▶ [TASK STATEMENT] For the string "categories", work out how many lines of the data contain it and give that number with nothing added.

** Opening DATA EXTRACT block **

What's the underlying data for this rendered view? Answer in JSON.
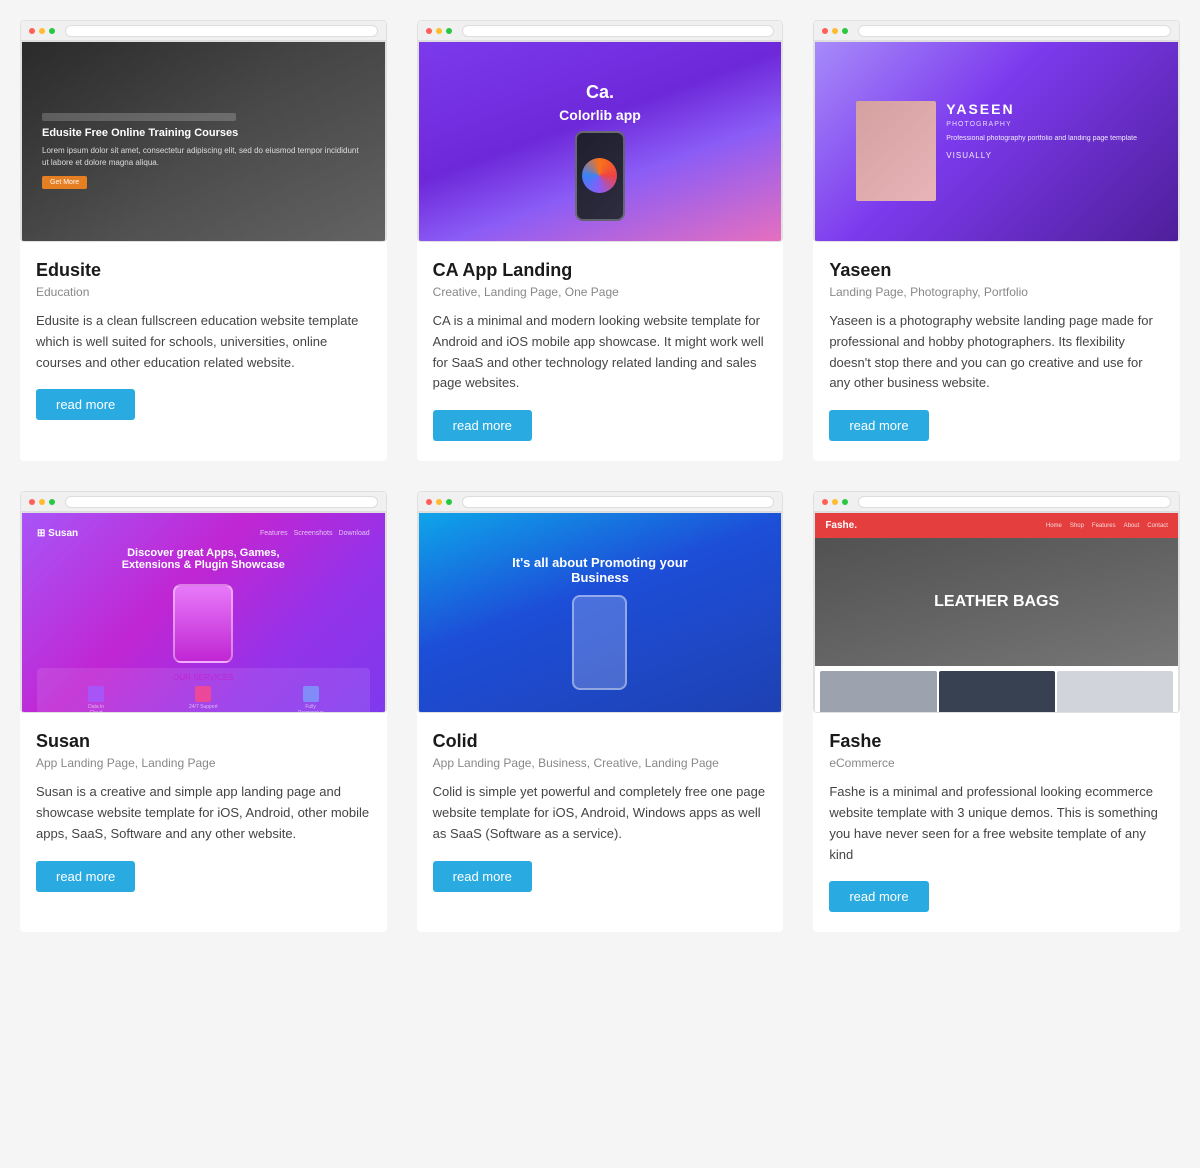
{
  "cards": [
    {
      "id": "edusite",
      "title": "Edusite",
      "categories": "Education",
      "description": "Edusite is a clean fullscreen education website template which is well suited for schools, universities, online courses and other education related website.",
      "read_more": "read more",
      "screenshot_type": "edusite"
    },
    {
      "id": "ca-app-landing",
      "title": "CA App Landing",
      "categories": "Creative, Landing Page, One Page",
      "description": "CA is a minimal and modern looking website template for Android and iOS mobile app showcase. It might work well for SaaS and other technology related landing and sales page websites.",
      "read_more": "read more",
      "screenshot_type": "ca"
    },
    {
      "id": "yaseen",
      "title": "Yaseen",
      "categories": "Landing Page, Photography, Portfolio",
      "description": "Yaseen is a photography website landing page made for professional and hobby photographers. Its flexibility doesn't stop there and you can go creative and use for any other business website.",
      "read_more": "read more",
      "screenshot_type": "yaseen"
    },
    {
      "id": "susan",
      "title": "Susan",
      "categories": "App Landing Page, Landing Page",
      "description": "Susan is a creative and simple app landing page and showcase website template for iOS, Android, other mobile apps, SaaS, Software and any other website.",
      "read_more": "read more",
      "screenshot_type": "susan"
    },
    {
      "id": "colid",
      "title": "Colid",
      "categories": "App Landing Page, Business, Creative, Landing Page",
      "description": "Colid is simple yet powerful and completely free one page website template for iOS, Android, Windows apps as well as SaaS (Software as a service).",
      "read_more": "read more",
      "screenshot_type": "colid"
    },
    {
      "id": "fashe",
      "title": "Fashe",
      "categories": "eCommerce",
      "description": "Fashe is a minimal and professional looking ecommerce website template with 3 unique demos. This is something you have never seen for a free website template of any kind",
      "read_more": "read more",
      "screenshot_type": "fashe"
    }
  ],
  "colors": {
    "read_more_bg": "#29abe2",
    "title_color": "#1a1a1a",
    "category_color": "#888888",
    "desc_color": "#444444"
  }
}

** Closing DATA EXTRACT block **

▶ [EXERCISE OUTPUT] 6